As police radio communications are encrypted and even some fire communications are encrypted, be prepared for more deceptive, manipulative, and/or cryptic information — or even zero information — regarding what is truly happening in some of our communities. Be prepared for this while your local government boasts that the police department is very transparent. The modern police and local government trends also provide an open door facilitating future corruption in local government. Sunshine and information keeps a community true and clean. Darkness provides opportunity for corruption and criminals.
Is the police chief subtly calling out the news media for being somewhere when they’re not necessary, and then not being somewhere when something is newsworthy? Maybe. She is certainly saying, don’t take signals from news media, watch the Elgin Police Department’s Facebook page (which barely provided any information). She just acted as a leader of a monopoly with an excessive control over public safety information. We all know that monopolies can be abusive, and that monopolies tend to provide lesser quality goods or services at a higher price than companies in a competitive environment. Local government can unfairly dominate their hold on information and effectively exert their control to embarrass the news media, and devaluate the services that the news media provides.

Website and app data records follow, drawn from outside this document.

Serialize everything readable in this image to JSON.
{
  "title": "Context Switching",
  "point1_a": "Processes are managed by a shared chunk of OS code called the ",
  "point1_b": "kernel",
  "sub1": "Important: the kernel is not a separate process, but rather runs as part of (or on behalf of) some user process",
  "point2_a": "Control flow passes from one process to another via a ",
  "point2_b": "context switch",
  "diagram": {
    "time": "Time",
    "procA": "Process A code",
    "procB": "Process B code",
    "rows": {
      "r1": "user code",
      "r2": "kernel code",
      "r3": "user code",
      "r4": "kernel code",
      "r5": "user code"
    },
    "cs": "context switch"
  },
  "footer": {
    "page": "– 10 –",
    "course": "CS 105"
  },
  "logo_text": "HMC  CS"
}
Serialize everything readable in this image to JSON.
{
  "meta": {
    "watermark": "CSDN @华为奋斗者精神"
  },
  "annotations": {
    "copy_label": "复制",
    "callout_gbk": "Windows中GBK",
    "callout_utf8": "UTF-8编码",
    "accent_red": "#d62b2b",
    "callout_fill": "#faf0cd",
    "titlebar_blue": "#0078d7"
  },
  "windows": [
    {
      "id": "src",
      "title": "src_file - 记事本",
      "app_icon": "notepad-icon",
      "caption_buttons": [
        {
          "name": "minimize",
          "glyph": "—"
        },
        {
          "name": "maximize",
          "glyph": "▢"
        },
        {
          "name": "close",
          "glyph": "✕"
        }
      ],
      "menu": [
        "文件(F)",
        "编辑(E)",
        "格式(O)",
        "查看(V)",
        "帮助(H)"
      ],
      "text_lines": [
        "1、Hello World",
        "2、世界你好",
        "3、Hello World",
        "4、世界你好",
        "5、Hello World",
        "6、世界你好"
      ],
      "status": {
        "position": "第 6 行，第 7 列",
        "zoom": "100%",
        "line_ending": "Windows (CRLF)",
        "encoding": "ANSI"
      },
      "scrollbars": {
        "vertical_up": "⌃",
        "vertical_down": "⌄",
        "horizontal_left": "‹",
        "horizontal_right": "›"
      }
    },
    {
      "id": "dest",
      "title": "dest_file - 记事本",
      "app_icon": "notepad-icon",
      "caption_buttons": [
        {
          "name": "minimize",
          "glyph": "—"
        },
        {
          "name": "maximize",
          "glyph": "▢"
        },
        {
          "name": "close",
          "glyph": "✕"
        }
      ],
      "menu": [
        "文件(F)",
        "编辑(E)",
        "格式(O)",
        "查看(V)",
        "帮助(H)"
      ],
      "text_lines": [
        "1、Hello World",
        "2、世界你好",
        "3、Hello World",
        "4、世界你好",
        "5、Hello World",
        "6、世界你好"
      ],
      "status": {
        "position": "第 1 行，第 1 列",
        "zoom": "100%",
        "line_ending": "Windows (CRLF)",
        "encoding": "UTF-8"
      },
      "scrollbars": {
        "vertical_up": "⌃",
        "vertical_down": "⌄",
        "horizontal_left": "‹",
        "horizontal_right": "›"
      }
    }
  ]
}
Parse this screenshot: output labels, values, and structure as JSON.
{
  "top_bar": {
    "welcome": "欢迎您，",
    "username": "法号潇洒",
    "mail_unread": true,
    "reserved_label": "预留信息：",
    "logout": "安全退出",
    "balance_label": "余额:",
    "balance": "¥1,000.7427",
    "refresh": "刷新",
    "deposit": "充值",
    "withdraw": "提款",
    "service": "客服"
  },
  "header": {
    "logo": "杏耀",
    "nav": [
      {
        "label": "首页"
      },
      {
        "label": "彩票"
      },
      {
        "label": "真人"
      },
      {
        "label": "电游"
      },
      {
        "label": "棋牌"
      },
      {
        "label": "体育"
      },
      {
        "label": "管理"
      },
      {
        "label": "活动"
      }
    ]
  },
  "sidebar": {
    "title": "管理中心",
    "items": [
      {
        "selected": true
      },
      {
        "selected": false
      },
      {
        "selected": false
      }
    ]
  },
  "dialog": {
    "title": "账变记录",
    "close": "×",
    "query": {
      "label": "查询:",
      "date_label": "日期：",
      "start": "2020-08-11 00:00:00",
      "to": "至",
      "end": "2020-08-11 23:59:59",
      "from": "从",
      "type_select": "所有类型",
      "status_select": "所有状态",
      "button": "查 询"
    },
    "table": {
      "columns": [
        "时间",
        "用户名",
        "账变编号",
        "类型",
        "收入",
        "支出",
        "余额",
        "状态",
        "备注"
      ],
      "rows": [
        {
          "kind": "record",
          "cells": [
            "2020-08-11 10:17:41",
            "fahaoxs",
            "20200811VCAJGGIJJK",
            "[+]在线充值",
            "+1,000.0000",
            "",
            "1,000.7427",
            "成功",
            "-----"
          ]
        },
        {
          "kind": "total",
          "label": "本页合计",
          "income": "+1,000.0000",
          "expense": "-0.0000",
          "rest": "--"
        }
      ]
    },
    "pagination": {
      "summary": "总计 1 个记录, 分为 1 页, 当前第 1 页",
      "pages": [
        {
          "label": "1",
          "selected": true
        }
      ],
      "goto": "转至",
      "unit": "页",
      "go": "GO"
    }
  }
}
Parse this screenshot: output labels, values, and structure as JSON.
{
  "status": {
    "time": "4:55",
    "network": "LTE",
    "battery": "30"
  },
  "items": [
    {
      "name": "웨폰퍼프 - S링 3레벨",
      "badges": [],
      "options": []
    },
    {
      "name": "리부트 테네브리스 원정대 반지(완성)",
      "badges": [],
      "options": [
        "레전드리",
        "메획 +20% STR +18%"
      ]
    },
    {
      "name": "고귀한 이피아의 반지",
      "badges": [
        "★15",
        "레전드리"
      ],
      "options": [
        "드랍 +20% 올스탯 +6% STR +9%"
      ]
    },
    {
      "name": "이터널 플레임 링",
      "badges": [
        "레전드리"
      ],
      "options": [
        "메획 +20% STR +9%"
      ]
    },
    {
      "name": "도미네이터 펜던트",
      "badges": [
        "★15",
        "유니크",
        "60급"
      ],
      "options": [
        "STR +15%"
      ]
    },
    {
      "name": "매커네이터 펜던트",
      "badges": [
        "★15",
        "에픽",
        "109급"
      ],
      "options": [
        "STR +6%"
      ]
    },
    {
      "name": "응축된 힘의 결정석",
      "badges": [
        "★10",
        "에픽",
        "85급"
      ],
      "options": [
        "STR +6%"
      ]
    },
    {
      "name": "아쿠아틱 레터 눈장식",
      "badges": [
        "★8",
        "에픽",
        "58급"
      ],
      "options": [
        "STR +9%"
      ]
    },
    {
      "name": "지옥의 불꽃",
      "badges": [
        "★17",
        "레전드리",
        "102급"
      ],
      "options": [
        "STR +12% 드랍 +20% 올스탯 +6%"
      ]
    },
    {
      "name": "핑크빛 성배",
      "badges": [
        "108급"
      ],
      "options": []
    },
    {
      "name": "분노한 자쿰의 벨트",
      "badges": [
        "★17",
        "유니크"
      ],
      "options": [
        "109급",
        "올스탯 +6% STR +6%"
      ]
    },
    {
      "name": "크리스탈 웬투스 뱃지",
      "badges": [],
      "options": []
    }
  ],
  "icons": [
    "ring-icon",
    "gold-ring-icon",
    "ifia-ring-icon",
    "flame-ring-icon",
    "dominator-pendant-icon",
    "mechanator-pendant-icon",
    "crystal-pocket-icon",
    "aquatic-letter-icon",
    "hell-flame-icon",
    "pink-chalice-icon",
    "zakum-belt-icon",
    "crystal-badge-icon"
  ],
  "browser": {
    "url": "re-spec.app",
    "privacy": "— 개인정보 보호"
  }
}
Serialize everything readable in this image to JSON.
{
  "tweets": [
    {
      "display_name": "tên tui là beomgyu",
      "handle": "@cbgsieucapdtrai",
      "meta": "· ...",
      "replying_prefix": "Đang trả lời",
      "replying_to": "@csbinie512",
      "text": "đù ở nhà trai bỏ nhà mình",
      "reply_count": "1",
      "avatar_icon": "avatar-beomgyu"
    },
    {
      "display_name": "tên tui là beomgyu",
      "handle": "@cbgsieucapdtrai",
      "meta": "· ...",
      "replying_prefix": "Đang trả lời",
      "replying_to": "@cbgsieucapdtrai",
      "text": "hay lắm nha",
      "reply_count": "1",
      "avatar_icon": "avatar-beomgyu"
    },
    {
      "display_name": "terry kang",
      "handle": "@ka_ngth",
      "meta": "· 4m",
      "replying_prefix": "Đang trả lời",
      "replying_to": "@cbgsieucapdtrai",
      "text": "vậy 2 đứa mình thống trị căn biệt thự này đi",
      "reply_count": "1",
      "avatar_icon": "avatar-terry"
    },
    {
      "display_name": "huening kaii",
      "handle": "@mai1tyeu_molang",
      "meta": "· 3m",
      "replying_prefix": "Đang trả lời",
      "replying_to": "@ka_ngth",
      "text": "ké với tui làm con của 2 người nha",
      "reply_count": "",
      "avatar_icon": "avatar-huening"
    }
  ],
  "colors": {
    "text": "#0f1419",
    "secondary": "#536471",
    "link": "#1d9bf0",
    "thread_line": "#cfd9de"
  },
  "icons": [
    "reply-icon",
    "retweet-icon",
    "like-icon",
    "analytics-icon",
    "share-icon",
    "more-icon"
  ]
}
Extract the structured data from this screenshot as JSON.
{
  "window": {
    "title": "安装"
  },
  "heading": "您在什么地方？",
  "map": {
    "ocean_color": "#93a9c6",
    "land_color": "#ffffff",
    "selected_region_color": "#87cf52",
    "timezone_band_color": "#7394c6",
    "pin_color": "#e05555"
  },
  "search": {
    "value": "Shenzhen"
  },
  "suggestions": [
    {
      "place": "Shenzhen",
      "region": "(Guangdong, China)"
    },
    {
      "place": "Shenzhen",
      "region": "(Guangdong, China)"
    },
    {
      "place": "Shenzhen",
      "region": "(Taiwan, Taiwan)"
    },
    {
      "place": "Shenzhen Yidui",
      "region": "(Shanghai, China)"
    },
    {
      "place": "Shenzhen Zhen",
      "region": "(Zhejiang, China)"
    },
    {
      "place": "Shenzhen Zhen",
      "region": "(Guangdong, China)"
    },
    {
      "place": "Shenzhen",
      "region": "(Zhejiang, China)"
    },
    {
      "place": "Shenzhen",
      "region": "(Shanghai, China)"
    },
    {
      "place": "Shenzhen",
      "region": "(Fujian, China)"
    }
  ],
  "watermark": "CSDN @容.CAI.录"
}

In conclusion at the end of the day, the Elgin Police Department did not confirm or deny whether anyone was arrested or whether a weapon was involved. Perhaps more important was that the Elgin police chief had the audacity and arrogance to indoctrinate the citizens of Elgin about how to think about these incidents.
Friday in Elgin it was “There’s nothing to see here” vs. “If you see something, say something.”
Chalk one up for “There’s nothing to see here.” With this attitude, you just might hesitate or miss identifying a cycle of domestic abuse, and miss the opportunity to save someone’s life. The Elgin Police Chief’s Message: “Don’t believe your own eyes. Trust the little bit we tell you on Facebook.”
NOTE: The Elgin Police Department has recently provided a “Calls for Service” database with map support and other crime statistics that is superior compared to information provided by other municipalities in Chicagoland suburbs.